(Data records for software interfaces)
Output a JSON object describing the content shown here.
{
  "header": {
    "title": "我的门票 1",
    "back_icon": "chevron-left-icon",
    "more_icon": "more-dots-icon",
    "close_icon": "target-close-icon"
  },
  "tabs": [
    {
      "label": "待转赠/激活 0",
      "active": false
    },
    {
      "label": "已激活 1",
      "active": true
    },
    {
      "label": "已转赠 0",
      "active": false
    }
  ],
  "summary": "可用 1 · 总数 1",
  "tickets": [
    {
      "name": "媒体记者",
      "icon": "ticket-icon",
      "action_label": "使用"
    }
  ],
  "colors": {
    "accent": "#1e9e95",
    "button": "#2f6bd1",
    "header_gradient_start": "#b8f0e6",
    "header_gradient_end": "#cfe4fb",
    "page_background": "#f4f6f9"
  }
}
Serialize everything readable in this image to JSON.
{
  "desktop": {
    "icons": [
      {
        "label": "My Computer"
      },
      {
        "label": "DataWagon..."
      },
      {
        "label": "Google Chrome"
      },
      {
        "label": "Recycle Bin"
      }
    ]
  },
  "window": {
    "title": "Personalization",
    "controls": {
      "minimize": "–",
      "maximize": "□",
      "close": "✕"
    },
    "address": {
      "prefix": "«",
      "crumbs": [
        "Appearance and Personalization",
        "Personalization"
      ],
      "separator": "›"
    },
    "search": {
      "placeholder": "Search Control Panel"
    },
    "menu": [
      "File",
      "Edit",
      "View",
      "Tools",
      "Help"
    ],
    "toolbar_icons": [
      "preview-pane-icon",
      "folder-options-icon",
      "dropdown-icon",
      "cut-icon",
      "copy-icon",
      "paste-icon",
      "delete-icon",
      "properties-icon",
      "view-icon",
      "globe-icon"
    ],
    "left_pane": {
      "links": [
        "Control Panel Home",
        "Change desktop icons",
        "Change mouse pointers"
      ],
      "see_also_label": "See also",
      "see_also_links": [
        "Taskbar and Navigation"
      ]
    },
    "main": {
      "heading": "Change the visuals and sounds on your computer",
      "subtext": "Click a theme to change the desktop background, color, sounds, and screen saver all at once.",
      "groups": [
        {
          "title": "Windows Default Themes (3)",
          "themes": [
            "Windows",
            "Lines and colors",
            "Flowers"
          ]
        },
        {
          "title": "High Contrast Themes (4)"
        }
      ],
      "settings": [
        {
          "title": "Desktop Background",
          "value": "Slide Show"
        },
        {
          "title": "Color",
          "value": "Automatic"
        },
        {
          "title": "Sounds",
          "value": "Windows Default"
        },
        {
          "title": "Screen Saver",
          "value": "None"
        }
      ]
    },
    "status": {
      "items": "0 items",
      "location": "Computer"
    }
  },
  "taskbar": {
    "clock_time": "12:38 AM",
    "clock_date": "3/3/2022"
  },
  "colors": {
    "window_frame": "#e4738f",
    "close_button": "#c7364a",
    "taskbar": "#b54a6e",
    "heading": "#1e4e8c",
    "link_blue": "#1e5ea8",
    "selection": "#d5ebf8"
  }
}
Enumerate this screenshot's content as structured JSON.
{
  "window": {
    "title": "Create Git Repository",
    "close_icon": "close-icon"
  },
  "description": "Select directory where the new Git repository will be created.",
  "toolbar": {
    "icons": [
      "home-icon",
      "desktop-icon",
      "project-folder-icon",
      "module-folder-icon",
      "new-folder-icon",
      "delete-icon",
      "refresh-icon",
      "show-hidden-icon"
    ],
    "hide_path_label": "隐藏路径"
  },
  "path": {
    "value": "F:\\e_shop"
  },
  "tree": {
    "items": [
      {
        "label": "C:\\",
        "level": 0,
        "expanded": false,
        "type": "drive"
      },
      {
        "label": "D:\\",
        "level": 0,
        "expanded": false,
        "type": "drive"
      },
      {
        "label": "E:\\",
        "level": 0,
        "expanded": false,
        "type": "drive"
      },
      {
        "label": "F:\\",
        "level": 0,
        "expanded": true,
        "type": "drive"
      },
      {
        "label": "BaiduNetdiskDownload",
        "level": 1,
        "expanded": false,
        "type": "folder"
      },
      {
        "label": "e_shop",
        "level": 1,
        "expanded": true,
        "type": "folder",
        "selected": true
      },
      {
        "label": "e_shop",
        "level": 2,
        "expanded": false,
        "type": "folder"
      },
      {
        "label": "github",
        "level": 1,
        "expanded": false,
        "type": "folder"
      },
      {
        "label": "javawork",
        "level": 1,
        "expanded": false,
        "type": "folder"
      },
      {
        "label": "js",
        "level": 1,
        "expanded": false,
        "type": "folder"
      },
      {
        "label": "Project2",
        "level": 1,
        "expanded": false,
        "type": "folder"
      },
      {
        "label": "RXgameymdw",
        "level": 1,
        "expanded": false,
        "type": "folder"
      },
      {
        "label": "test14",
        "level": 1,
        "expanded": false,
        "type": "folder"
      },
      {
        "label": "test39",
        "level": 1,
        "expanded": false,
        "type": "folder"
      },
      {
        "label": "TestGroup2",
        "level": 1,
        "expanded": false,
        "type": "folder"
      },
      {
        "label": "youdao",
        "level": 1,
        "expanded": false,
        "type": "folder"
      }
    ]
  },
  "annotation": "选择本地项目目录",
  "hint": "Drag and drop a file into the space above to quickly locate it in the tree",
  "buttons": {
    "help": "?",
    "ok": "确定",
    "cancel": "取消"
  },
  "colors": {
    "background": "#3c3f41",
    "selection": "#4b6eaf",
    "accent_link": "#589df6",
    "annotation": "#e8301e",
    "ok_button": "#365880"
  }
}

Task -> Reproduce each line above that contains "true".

Response box ->
      "active": true
        "expanded": true,
        "expanded": true,
        "selected": true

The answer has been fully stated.